### Supplied records ###
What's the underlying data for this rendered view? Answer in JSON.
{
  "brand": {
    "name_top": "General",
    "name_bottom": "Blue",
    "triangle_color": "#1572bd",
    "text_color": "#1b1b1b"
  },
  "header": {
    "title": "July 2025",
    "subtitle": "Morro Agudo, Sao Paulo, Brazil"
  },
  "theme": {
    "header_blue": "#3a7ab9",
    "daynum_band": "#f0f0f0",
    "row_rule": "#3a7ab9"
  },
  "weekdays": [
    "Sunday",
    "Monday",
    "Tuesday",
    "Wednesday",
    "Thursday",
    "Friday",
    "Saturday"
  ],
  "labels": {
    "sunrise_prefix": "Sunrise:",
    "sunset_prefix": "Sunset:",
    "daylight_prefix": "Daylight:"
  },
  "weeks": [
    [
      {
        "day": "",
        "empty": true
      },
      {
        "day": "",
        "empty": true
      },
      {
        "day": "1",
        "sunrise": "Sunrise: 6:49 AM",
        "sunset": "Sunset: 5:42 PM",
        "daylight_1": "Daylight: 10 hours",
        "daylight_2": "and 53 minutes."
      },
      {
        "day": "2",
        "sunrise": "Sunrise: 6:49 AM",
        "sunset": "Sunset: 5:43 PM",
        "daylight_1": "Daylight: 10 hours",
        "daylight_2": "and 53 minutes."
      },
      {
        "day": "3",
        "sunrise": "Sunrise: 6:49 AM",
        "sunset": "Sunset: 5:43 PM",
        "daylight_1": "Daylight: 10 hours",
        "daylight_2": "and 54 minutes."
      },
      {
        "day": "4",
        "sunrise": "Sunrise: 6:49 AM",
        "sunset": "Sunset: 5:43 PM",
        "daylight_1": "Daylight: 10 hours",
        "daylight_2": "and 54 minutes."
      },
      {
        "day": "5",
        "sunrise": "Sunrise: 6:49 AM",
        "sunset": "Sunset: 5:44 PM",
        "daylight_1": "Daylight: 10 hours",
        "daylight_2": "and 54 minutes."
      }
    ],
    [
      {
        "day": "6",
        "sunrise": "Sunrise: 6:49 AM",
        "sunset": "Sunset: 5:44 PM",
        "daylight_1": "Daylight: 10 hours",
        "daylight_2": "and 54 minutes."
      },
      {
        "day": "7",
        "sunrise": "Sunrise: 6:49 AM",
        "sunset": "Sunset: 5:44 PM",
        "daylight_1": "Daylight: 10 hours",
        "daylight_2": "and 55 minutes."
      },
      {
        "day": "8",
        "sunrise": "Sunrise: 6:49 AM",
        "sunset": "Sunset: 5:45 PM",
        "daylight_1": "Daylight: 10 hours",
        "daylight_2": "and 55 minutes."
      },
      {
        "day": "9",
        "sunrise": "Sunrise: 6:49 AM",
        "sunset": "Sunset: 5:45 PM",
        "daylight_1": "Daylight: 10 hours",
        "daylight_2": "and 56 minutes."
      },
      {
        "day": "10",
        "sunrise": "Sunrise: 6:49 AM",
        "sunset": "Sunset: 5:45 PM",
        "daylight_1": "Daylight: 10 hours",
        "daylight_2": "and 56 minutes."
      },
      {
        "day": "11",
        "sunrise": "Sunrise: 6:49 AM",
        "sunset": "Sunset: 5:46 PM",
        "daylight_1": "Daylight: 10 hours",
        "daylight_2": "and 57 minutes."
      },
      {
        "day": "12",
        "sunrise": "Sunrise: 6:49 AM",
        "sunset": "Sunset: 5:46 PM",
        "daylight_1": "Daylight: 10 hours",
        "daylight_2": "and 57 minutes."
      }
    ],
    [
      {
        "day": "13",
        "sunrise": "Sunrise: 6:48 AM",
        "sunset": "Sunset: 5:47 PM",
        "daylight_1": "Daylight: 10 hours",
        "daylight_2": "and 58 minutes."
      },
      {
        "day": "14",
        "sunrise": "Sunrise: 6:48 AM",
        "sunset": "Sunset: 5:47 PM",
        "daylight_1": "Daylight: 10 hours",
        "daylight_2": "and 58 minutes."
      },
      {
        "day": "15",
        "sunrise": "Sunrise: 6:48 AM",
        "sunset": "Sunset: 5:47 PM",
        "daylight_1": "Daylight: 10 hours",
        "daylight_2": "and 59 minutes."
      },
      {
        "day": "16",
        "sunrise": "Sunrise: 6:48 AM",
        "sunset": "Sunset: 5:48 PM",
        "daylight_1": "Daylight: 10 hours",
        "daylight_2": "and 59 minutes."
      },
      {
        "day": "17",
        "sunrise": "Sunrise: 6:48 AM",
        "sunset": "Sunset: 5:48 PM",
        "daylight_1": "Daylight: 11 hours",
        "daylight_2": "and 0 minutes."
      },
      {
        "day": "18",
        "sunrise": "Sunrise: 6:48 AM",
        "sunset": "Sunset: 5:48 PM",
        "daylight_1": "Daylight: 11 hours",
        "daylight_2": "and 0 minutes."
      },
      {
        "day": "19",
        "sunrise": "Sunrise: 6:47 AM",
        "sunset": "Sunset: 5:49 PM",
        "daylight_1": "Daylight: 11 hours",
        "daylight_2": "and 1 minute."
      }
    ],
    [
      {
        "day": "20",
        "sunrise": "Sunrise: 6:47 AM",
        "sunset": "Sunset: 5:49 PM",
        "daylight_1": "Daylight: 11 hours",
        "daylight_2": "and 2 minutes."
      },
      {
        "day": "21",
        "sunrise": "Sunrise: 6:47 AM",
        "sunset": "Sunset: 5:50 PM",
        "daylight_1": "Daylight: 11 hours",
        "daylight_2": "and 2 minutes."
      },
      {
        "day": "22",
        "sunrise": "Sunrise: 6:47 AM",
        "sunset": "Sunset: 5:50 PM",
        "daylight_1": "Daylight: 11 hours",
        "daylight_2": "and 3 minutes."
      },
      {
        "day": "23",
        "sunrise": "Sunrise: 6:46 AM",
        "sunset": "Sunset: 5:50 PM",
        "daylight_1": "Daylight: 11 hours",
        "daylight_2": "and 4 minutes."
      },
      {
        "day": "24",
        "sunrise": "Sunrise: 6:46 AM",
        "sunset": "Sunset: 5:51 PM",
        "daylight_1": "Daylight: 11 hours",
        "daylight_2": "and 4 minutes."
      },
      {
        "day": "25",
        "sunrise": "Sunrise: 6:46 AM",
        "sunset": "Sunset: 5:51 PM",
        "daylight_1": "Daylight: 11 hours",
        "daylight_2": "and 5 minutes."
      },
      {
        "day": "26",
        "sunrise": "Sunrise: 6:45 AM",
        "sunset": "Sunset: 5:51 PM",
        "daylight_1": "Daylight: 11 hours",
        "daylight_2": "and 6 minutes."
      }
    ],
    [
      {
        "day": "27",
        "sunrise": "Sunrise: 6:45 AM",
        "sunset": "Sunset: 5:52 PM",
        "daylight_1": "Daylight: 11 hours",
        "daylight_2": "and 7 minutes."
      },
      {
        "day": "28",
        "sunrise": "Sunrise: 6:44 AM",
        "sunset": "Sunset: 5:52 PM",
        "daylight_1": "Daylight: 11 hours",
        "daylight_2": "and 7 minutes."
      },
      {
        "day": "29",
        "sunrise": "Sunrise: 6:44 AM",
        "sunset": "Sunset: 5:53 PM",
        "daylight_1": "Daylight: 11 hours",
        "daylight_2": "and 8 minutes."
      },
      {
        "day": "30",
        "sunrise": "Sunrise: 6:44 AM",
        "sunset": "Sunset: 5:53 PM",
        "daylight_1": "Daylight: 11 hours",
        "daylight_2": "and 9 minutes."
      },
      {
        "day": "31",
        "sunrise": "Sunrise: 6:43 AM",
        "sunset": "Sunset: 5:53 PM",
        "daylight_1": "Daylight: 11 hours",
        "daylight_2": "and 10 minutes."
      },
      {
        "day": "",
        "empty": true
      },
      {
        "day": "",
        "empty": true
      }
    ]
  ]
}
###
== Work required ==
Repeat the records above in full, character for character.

== Response below ==
What's the underlying data for this rendered view? Answer in JSON.
{
  "brand": {
    "name_top": "General",
    "name_bottom": "Blue",
    "triangle_color": "#1572bd",
    "text_color": "#1b1b1b"
  },
  "header": {
    "title": "July 2025",
    "subtitle": "Morro Agudo, Sao Paulo, Brazil"
  },
  "theme": {
    "header_blue": "#3a7ab9",
    "daynum_band": "#f0f0f0",
    "row_rule": "#3a7ab9"
  },
  "weekdays": [
    "Sunday",
    "Monday",
    "Tuesday",
    "Wednesday",
    "Thursday",
    "Friday",
    "Saturday"
  ],
  "labels": {
    "sunrise_prefix": "Sunrise:",
    "sunset_prefix": "Sunset:",
    "daylight_prefix": "Daylight:"
  },
  "weeks": [
    [
      {
        "day": "",
        "empty": true
      },
      {
        "day": "",
        "empty": true
      },
      {
        "day": "1",
        "sunrise": "Sunrise: 6:49 AM",
        "sunset": "Sunset: 5:42 PM",
        "daylight_1": "Daylight: 10 hours",
        "daylight_2": "and 53 minutes."
      },
      {
        "day": "2",
        "sunrise": "Sunrise: 6:49 AM",
        "sunset": "Sunset: 5:43 PM",
        "daylight_1": "Daylight: 10 hours",
        "daylight_2": "and 53 minutes."
      },
      {
        "day": "3",
        "sunrise": "Sunrise: 6:49 AM",
        "sunset": "Sunset: 5:43 PM",
        "daylight_1": "Daylight: 10 hours",
        "daylight_2": "and 54 minutes."
      },
      {
        "day": "4",
        "sunrise": "Sunrise: 6:49 AM",
        "sunset": "Sunset: 5:43 PM",
        "daylight_1": "Daylight: 10 hours",
        "daylight_2": "and 54 minutes."
      },
      {
        "day": "5",
        "sunrise": "Sunrise: 6:49 AM",
        "sunset": "Sunset: 5:44 PM",
        "daylight_1": "Daylight: 10 hours",
        "daylight_2": "and 54 minutes."
      }
    ],
    [
      {
        "day": "6",
        "sunrise": "Sunrise: 6:49 AM",
        "sunset": "Sunset: 5:44 PM",
        "daylight_1": "Daylight: 10 hours",
        "daylight_2": "and 54 minutes."
      },
      {
        "day": "7",
        "sunrise": "Sunrise: 6:49 AM",
        "sunset": "Sunset: 5:44 PM",
        "daylight_1": "Daylight: 10 hours",
        "daylight_2": "and 55 minutes."
      },
      {
        "day": "8",
        "sunrise": "Sunrise: 6:49 AM",
        "sunset": "Sunset: 5:45 PM",
        "daylight_1": "Daylight: 10 hours",
        "daylight_2": "and 55 minutes."
      },
      {
        "day": "9",
        "sunrise": "Sunrise: 6:49 AM",
        "sunset": "Sunset: 5:45 PM",
        "daylight_1": "Daylight: 10 hours",
        "daylight_2": "and 56 minutes."
      },
      {
        "day": "10",
        "sunrise": "Sunrise: 6:49 AM",
        "sunset": "Sunset: 5:45 PM",
        "daylight_1": "Daylight: 10 hours",
        "daylight_2": "and 56 minutes."
      },
      {
        "day": "11",
        "sunrise": "Sunrise: 6:49 AM",
        "sunset": "Sunset: 5:46 PM",
        "daylight_1": "Daylight: 10 hours",
        "daylight_2": "and 57 minutes."
      },
      {
        "day": "12",
        "sunrise": "Sunrise: 6:49 AM",
        "sunset": "Sunset: 5:46 PM",
        "daylight_1": "Daylight: 10 hours",
        "daylight_2": "and 57 minutes."
      }
    ],
    [
      {
        "day": "13",
        "sunrise": "Sunrise: 6:48 AM",
        "sunset": "Sunset: 5:47 PM",
        "daylight_1": "Daylight: 10 hours",
        "daylight_2": "and 58 minutes."
      },
      {
        "day": "14",
        "sunrise": "Sunrise: 6:48 AM",
        "sunset": "Sunset: 5:47 PM",
        "daylight_1": "Daylight: 10 hours",
        "daylight_2": "and 58 minutes."
      },
      {
        "day": "15",
        "sunrise": "Sunrise: 6:48 AM",
        "sunset": "Sunset: 5:47 PM",
        "daylight_1": "Daylight: 10 hours",
        "daylight_2": "and 59 minutes."
      },
      {
        "day": "16",
        "sunrise": "Sunrise: 6:48 AM",
        "sunset": "Sunset: 5:48 PM",
        "daylight_1": "Daylight: 10 hours",
        "daylight_2": "and 59 minutes."
      },
      {
        "day": "17",
        "sunrise": "Sunrise: 6:48 AM",
        "sunset": "Sunset: 5:48 PM",
        "daylight_1": "Daylight: 11 hours",
        "daylight_2": "and 0 minutes."
      },
      {
        "day": "18",
        "sunrise": "Sunrise: 6:48 AM",
        "sunset": "Sunset: 5:48 PM",
        "daylight_1": "Daylight: 11 hours",
        "daylight_2": "and 0 minutes."
      },
      {
        "day": "19",
        "sunrise": "Sunrise: 6:47 AM",
        "sunset": "Sunset: 5:49 PM",
        "daylight_1": "Daylight: 11 hours",
        "daylight_2": "and 1 minute."
      }
    ],
    [
      {
        "day": "20",
        "sunrise": "Sunrise: 6:47 AM",
        "sunset": "Sunset: 5:49 PM",
        "daylight_1": "Daylight: 11 hours",
        "daylight_2": "and 2 minutes."
      },
      {
        "day": "21",
        "sunrise": "Sunrise: 6:47 AM",
        "sunset": "Sunset: 5:50 PM",
        "daylight_1": "Daylight: 11 hours",
        "daylight_2": "and 2 minutes."
      },
      {
        "day": "22",
        "sunrise": "Sunrise: 6:47 AM",
        "sunset": "Sunset: 5:50 PM",
        "daylight_1": "Daylight: 11 hours",
        "daylight_2": "and 3 minutes."
      },
      {
        "day": "23",
        "sunrise": "Sunrise: 6:46 AM",
        "sunset": "Sunset: 5:50 PM",
        "daylight_1": "Daylight: 11 hours",
        "daylight_2": "and 4 minutes."
      },
      {
        "day": "24",
        "sunrise": "Sunrise: 6:46 AM",
        "sunset": "Sunset: 5:51 PM",
        "daylight_1": "Daylight: 11 hours",
        "daylight_2": "and 4 minutes."
      },
      {
        "day": "25",
        "sunrise": "Sunrise: 6:46 AM",
        "sunset": "Sunset: 5:51 PM",
        "daylight_1": "Daylight: 11 hours",
        "daylight_2": "and 5 minutes."
      },
      {
        "day": "26",
        "sunrise": "Sunrise: 6:45 AM",
        "sunset": "Sunset: 5:51 PM",
        "daylight_1": "Daylight: 11 hours",
        "daylight_2": "and 6 minutes."
      }
    ],
    [
      {
        "day": "27",
        "sunrise": "Sunrise: 6:45 AM",
        "sunset": "Sunset: 5:52 PM",
        "daylight_1": "Daylight: 11 hours",
        "daylight_2": "and 7 minutes."
      },
      {
        "day": "28",
        "sunrise": "Sunrise: 6:44 AM",
        "sunset": "Sunset: 5:52 PM",
        "daylight_1": "Daylight: 11 hours",
        "daylight_2": "and 7 minutes."
      },
      {
        "day": "29",
        "sunrise": "Sunrise: 6:44 AM",
        "sunset": "Sunset: 5:53 PM",
        "daylight_1": "Daylight: 11 hours",
        "daylight_2": "and 8 minutes."
      },
      {
        "day": "30",
        "sunrise": "Sunrise: 6:44 AM",
        "sunset": "Sunset: 5:53 PM",
        "daylight_1": "Daylight: 11 hours",
        "daylight_2": "and 9 minutes."
      },
      {
        "day": "31",
        "sunrise": "Sunrise: 6:43 AM",
        "sunset": "Sunset: 5:53 PM",
        "daylight_1": "Daylight: 11 hours",
        "daylight_2": "and 10 minutes."
      },
      {
        "day": "",
        "empty": true
      },
      {
        "day": "",
        "empty": true
      }
    ]
  ]
}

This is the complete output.